NATO’s focus on defense spending could have negative implications as well. Putting pressure on the budgets of European nations could dangerously shift the power-balance between Europe and Russia. Specifically, increasing budgets in Germany to fit NATO’s requirements would see Berlin dedicate more than EUR 60 million to defense - a figure above that of Moscow’s 2015 defense budget. Were Berlin to meet the 2 percent requirement in seven years, Moscow could interpret it as an intimidation tactic. If defense spending of Europe’s NATO members is going to increase at a proportional and measured rate, according to NATO Secretary General Stoltenberg, the German case highlights why the outdated 2 percent requirement must be reevaluated.
The cold war reminds us that more arms do not always equal more peace, and the multidimensional security threats we face today expose the need for a security agenda that goes beyond hard power. NATO has long been, and still is, an essential contributor to global security - whether through training forces in Iraq and Afghanistan, disrupting piracy in the Gulf of Aden or providing logistical support following humanitarian disasters. However, there clearly must be limits on its non-military mandate.

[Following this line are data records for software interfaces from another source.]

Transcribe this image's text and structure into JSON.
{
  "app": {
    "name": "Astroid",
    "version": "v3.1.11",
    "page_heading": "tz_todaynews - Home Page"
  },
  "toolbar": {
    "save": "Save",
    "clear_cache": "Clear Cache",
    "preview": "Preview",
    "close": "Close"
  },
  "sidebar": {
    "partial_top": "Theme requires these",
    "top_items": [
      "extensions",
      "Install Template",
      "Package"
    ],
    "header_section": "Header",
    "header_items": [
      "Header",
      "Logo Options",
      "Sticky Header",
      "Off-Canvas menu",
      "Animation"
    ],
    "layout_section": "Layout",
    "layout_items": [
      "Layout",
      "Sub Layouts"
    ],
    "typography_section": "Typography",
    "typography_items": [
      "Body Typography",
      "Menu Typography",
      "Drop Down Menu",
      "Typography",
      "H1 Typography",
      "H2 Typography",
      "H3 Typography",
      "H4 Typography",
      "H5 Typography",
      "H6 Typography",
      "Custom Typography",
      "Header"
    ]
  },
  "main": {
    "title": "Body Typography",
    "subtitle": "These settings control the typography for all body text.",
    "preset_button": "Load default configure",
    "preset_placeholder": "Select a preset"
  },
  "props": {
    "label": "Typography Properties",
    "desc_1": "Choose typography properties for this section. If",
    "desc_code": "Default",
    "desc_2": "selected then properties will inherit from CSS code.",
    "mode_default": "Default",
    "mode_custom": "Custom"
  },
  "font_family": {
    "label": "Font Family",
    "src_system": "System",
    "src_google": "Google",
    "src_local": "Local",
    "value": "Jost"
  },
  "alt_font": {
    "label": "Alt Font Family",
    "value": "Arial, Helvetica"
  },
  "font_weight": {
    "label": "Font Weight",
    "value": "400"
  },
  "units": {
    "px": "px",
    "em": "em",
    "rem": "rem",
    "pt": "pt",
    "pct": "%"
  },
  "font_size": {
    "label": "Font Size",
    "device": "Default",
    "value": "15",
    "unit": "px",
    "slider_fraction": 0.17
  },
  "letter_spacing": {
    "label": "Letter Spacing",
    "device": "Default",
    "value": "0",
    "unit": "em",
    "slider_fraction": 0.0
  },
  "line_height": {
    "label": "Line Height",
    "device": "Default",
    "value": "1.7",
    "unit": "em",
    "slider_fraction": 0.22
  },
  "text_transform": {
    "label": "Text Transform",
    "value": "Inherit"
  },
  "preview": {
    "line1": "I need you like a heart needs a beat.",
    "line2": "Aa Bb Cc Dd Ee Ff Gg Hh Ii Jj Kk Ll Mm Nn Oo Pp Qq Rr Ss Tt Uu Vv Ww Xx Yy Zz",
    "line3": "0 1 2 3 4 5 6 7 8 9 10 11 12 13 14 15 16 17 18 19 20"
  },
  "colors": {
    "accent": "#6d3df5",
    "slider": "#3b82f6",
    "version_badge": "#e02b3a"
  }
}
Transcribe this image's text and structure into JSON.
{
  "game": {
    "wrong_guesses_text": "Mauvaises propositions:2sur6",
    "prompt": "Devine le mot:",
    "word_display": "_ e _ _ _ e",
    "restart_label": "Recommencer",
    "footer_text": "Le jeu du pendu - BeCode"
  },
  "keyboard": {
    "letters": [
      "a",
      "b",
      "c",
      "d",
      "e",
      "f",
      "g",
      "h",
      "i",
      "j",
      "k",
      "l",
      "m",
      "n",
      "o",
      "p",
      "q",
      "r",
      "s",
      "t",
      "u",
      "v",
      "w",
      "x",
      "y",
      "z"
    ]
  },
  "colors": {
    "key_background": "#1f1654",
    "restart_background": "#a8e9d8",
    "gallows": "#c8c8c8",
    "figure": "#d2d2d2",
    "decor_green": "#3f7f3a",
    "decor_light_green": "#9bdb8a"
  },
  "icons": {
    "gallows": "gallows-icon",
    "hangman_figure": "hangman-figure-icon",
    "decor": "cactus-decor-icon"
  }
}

In post-conflict areas like Iraq and Afghanistan where ISIS and Al-Qaeda recruiters flourish - peacekeepers, civil-military assistance and DDR programs are imperative to engage and rebuild local communities, reintegrate combatants and stop the spread of terrorist push-factors. Additionally, private/public partnerships with financial institutions, effective information sharing and cooperation between police and judicial authorities are essential to detect terrorist financing, disrupt plots at home, and prosecute perpetrators. It would be naive to think NATO on its own can serve as a major allied force against international terrorism, as postulated by SG Stoltenberg and US Defense Secretary Mattis. The major obstacle is not merely insufficient capabilities but also the lack of effective cooperation.
Ensuring western security against international terrorism as well as other threats is not only a question of increasing NATO capabilities proportionally but also determining how far NATO’s parameters stretch beyond the military and into intelligence and humanitarian support. It is also a question of developing cooperation mechanisms with partners like the United Nations and the European Union, which have proven to be effective at times. To guarantee a secure alliance, it is therefore time for NATO officials to discuss the alliance’s exact role in ensuring security, how to better respond to today’s diverse security threats, and how to cooperate with complementary partners. Reassessing the 2 percent requirement is a first step in the right direction.
About the Authors
Magnus Roar Bech is a freelance writer and security specialist. He holds an MSc Security Studies and a BA European Studies, with focus on counter-terrorism, peace-building and EU foreign policy. His professional work has focused primarily on counter-extremism and counter-terrorism in the UK and Europe, following work with European energy law and international relations. He has been cited by national and international media mainly on security and counter-terrorism.
Alexander Medgett a Master of Public Policy candidate at the Sciences Po Paris. Currently, he is finishing his graduate studies at the Fletcher School of Law and Diplomacy at Tufts University. His academic focus is on economics, European governance and international relations. Alexander also co-founded CampusEurope, a pan European media outlet that publishes news and opinions on European affairs.